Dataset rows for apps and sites
-- Opening Marker --
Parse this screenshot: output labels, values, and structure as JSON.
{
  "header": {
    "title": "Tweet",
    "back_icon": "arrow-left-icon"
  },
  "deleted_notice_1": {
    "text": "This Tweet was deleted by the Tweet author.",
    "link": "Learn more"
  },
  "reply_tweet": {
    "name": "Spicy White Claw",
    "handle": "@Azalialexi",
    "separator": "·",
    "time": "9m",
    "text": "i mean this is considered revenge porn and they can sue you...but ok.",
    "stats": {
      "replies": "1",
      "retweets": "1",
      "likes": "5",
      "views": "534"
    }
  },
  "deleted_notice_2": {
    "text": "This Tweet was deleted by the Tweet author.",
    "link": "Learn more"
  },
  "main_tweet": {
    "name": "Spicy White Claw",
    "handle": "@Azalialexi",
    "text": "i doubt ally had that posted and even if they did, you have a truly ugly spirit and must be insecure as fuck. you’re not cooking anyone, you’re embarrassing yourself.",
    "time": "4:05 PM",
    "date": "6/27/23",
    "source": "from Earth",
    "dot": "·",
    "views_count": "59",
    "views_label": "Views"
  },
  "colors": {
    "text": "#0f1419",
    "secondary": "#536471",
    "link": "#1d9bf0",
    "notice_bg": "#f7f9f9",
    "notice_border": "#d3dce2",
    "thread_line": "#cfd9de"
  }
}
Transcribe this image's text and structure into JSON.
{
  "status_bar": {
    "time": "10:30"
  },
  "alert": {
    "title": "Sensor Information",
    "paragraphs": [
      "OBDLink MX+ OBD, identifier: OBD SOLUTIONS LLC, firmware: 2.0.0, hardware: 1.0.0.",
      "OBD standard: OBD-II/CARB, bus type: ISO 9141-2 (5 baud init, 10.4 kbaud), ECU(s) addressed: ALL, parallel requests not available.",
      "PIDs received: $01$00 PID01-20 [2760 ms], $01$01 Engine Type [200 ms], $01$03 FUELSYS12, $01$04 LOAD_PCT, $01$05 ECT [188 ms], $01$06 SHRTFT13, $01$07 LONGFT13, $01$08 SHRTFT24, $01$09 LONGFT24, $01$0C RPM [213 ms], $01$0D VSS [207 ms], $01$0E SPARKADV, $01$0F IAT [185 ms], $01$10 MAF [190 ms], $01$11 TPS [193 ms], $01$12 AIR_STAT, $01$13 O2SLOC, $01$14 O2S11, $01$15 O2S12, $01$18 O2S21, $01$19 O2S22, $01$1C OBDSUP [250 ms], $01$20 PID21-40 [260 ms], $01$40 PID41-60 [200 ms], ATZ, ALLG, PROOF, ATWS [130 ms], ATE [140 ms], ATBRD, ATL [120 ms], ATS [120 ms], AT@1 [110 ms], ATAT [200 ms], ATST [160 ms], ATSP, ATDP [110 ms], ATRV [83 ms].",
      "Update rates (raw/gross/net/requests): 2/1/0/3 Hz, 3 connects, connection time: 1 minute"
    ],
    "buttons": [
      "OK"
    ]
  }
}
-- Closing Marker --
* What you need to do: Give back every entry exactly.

* Task answer:
Parse this screenshot: output labels, values, and structure as JSON.
{
  "header": {
    "title": "Tweet",
    "back_icon": "arrow-left-icon"
  },
  "deleted_notice_1": {
    "text": "This Tweet was deleted by the Tweet author.",
    "link": "Learn more"
  },
  "reply_tweet": {
    "name": "Spicy White Claw",
    "handle": "@Azalialexi",
    "separator": "·",
    "time": "9m",
    "text": "i mean this is considered revenge porn and they can sue you...but ok.",
    "stats": {
      "replies": "1",
      "retweets": "1",
      "likes": "5",
      "views": "534"
    }
  },
  "deleted_notice_2": {
    "text": "This Tweet was deleted by the Tweet author.",
    "link": "Learn more"
  },
  "main_tweet": {
    "name": "Spicy White Claw",
    "handle": "@Azalialexi",
    "text": "i doubt ally had that posted and even if they did, you have a truly ugly spirit and must be insecure as fuck. you’re not cooking anyone, you’re embarrassing yourself.",
    "time": "4:05 PM",
    "date": "6/27/23",
    "source": "from Earth",
    "dot": "·",
    "views_count": "59",
    "views_label": "Views"
  },
  "colors": {
    "text": "#0f1419",
    "secondary": "#536471",
    "link": "#1d9bf0",
    "notice_bg": "#f7f9f9",
    "notice_border": "#d3dce2",
    "thread_line": "#cfd9de"
  }
}
Transcribe this image's text and structure into JSON.
{
  "status_bar": {
    "time": "10:30"
  },
  "alert": {
    "title": "Sensor Information",
    "paragraphs": [
      "OBDLink MX+ OBD, identifier: OBD SOLUTIONS LLC, firmware: 2.0.0, hardware: 1.0.0.",
      "OBD standard: OBD-II/CARB, bus type: ISO 9141-2 (5 baud init, 10.4 kbaud), ECU(s) addressed: ALL, parallel requests not available.",
      "PIDs received: $01$00 PID01-20 [2760 ms], $01$01 Engine Type [200 ms], $01$03 FUELSYS12, $01$04 LOAD_PCT, $01$05 ECT [188 ms], $01$06 SHRTFT13, $01$07 LONGFT13, $01$08 SHRTFT24, $01$09 LONGFT24, $01$0C RPM [213 ms], $01$0D VSS [207 ms], $01$0E SPARKADV, $01$0F IAT [185 ms], $01$10 MAF [190 ms], $01$11 TPS [193 ms], $01$12 AIR_STAT, $01$13 O2SLOC, $01$14 O2S11, $01$15 O2S12, $01$18 O2S21, $01$19 O2S22, $01$1C OBDSUP [250 ms], $01$20 PID21-40 [260 ms], $01$40 PID41-60 [200 ms], ATZ, ALLG, PROOF, ATWS [130 ms], ATE [140 ms], ATBRD, ATL [120 ms], ATS [120 ms], AT@1 [110 ms], ATAT [200 ms], ATST [160 ms], ATSP, ATDP [110 ms], ATRV [83 ms].",
      "Update rates (raw/gross/net/requests): 2/1/0/3 Hz, 3 connects, connection time: 1 minute"
    ],
    "buttons": [
      "OK"
    ]
  }
}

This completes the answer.